### TASK INSTRUCTIONS:
Retype the records word for word. Skip every image.

▼

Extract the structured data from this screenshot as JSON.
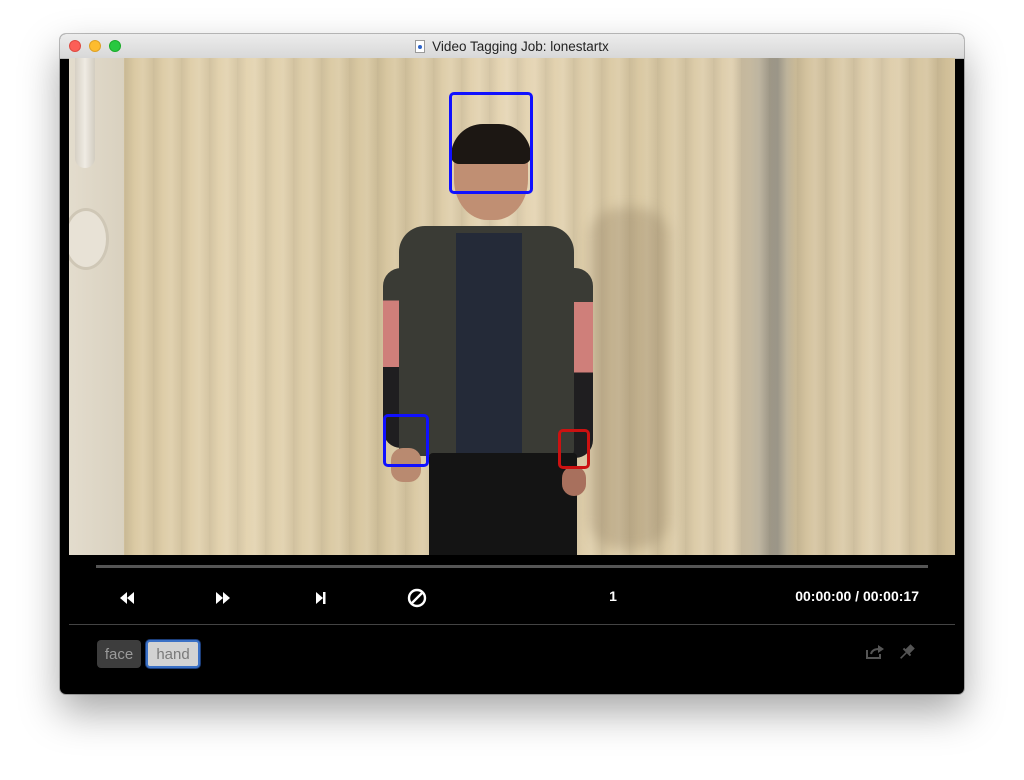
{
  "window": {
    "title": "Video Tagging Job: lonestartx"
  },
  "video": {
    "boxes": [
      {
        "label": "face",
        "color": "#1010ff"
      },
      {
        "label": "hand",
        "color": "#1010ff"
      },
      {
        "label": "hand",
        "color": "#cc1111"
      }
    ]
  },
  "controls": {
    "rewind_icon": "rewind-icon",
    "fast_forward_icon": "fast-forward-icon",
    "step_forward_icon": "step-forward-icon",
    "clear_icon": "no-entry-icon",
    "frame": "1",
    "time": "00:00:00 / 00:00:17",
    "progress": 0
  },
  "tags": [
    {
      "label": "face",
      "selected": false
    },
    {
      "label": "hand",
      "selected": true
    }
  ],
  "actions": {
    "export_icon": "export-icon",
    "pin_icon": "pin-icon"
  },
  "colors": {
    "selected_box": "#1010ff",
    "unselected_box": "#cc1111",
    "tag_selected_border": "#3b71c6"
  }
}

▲

### PROBLEM SOLUTION:
Extract the structured data from this screenshot as JSON.
{
  "window": {
    "title": "Video Tagging Job: lonestartx"
  },
  "video": {
    "boxes": [
      {
        "label": "face",
        "color": "#1010ff"
      },
      {
        "label": "hand",
        "color": "#1010ff"
      },
      {
        "label": "hand",
        "color": "#cc1111"
      }
    ]
  },
  "controls": {
    "rewind_icon": "rewind-icon",
    "fast_forward_icon": "fast-forward-icon",
    "step_forward_icon": "step-forward-icon",
    "clear_icon": "no-entry-icon",
    "frame": "1",
    "time": "00:00:00 / 00:00:17",
    "progress": 0
  },
  "tags": [
    {
      "label": "face",
      "selected": false
    },
    {
      "label": "hand",
      "selected": true
    }
  ],
  "actions": {
    "export_icon": "export-icon",
    "pin_icon": "pin-icon"
  },
  "colors": {
    "selected_box": "#1010ff",
    "unselected_box": "#cc1111",
    "tag_selected_border": "#3b71c6"
  }
}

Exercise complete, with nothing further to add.